2. Henry H. Bauer, Scientific Literacy and the Myth of the Scientific Method (Urbana, IL: University of Illinois Press, 1992); Paul Feyerabend, Against Method: Outline of an Anarchistic Theory of Knowledge (London: New Left Books, 1975).
3. Ian I. Mitroff, The Subjective Side of Science: A Philosophical Inquiry into the Psychology of the Apollo Moon Scientists (Amsterdam: Elsevier, 1974).
4. Obviously, not everyone is able to participate in every form of nonviolent action. For example, using a short-wave radio to send messages requires certain skills and technology. But virtually everyone can participate in petitions, rallies, boycotts, strikes and other forms of noncooperation. On participation by people with disabilities, see Brian Martin and Wendy Varney, "Nonviolent action and people with disabilities," Civilian-Based Defense, Vol. 15, No. 3, Year-End 2000, pp. 4-16.

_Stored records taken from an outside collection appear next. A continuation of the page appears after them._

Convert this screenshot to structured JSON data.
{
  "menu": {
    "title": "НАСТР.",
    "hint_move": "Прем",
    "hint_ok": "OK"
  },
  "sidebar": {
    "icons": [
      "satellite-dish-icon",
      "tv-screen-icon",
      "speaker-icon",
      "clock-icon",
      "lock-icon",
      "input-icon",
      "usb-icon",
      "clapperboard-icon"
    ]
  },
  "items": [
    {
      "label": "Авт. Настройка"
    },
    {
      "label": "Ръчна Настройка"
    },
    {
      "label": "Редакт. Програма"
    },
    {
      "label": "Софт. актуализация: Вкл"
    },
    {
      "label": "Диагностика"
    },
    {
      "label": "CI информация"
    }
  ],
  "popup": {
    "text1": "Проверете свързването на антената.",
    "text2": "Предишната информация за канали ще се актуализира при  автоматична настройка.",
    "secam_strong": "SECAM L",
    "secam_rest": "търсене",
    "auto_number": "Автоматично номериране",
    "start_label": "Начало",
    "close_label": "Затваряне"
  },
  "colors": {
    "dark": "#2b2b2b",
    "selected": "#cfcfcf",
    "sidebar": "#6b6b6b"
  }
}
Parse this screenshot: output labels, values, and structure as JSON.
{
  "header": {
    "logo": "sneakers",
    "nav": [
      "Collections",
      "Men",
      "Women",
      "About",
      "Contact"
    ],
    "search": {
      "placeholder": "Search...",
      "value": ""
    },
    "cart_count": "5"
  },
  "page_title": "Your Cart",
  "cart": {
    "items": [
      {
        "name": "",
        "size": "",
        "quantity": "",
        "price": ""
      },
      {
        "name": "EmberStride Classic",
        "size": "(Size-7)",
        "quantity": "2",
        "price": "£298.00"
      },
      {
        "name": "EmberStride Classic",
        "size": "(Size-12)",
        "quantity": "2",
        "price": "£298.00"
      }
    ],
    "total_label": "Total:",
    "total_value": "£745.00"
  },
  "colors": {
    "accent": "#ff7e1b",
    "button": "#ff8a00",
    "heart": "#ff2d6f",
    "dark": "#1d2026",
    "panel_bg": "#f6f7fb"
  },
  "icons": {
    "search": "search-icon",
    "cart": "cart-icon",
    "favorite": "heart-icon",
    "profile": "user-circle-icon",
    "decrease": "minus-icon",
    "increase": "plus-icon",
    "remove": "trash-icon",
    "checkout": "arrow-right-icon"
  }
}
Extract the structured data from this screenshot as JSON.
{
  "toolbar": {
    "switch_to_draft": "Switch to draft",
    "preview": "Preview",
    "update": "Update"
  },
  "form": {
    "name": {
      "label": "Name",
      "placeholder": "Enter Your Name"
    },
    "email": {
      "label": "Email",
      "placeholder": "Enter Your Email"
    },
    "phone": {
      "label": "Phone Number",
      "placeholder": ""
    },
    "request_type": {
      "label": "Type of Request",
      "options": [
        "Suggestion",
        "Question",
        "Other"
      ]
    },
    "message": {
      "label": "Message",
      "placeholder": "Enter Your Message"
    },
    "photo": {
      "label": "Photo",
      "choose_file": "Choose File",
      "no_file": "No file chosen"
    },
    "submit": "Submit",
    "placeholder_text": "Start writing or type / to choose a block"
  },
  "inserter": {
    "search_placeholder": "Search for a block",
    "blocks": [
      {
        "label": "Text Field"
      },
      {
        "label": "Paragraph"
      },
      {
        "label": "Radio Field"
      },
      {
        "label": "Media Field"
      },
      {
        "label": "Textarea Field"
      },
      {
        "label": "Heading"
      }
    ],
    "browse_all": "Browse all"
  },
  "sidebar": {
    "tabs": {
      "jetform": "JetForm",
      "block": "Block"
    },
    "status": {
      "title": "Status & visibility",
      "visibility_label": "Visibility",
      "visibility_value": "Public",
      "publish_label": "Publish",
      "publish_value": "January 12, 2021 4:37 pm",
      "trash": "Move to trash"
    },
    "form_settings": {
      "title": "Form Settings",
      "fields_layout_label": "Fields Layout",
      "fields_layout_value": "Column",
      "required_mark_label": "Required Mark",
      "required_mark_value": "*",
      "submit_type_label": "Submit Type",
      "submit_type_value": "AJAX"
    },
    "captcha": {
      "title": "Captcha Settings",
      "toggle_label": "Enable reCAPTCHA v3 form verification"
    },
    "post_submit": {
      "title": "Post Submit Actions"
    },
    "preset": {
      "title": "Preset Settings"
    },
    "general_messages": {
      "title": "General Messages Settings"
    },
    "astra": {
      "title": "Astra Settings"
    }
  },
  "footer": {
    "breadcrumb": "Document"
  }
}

5. There is a considerable literature on citizen participation in technological decision making. See for example Malcolm L. Goggin (ed.), Governing Science and Technology in a Democracy (Knoxville: University of Tennessee Press, 1986); Alan Irwin, Citizen Science: A Study of People, Expertise, and Sustainable Development (London: Routledge, 1995); Frank N. Laird, "Participatory analysis, democracy, and technological decision making," Science, Technology, & Human Values, Vol. 18, No. 3, Summer 1993, pp. 341-361; Brian Martin (ed.), Technology and Public Participation (Wollongong: Science and Technology Studies, University of Wollongong, 1999); James C. Petersen (ed.), Citizen Participation in Science Policy (Amherst: University of Massachusetts Press, 1984); Richard E. Sclove, Democracy and Technology (New York: Guilford Press, 1995); Leslie Sklair, Organized Knowledge: A Sociological View of Science and Technology (St. Albans: Paladin, 1973); Langdon Winner (ed.), Democracy in a Technological Society (Dordrecht: Kluwer, 1992). However, most of this writing sees citizens as involved in decision making but not actually doing research. On science by the people, see Brian Martin, "The goal of self-managed science: implications for action," Radical Science Journal, No. 10, 1980, pp. 3-17; Brian Martin, "Anarchist science policy," The Raven, Vol. 7, No. 2, Summer 1994, pp. 136-153; Richard Sclove, "Research by the people, for the people," Futures, Vol. 29, No. 6, 1997, pp. 541-549. Relevant here are the diverse experiences in participatory action research, though such "people's research" is far more likely to be in fields of social analysis rather than science and engineering. See for example Stephen Kemmis and Robin McTaggart (eds.), The Action Research Planner (Geelong, Victoria: Deakin University, 3rd edn, 1988); Robert A. Rubinstein, "Reflections on action anthropology: some developmental dynamics of an anthropological tradition," Human Organization, Vol. 45, No. 3, Fall 1986, pp. 270-279; William Foote Whyte (ed.), Participatory Action Research (Newbury Park, CA: Sage, 1991); Trevor Williams, Learning to Manage our Futures: The Participative Redesign of Societies in Turbulent Transition (New York: Wiley, 1982).
6. Jun Ui, "The interdisciplinary study of environmental problems," Kogai -- The Newsletter from Polluted Japan, Vol. 5, No. 2, Spring 1977, pp. 12-24.
7. Boston Women's Health Book Collective, Our Bodies, Ourselves (Boston: New England Free Press, 1971 and several later editions).
8. Steven Epstein, `Democratic science? AIDS activism and the contested construction of knowledge,' Socialist Review, Vol. 21, April-June 1991, pp. 55-64.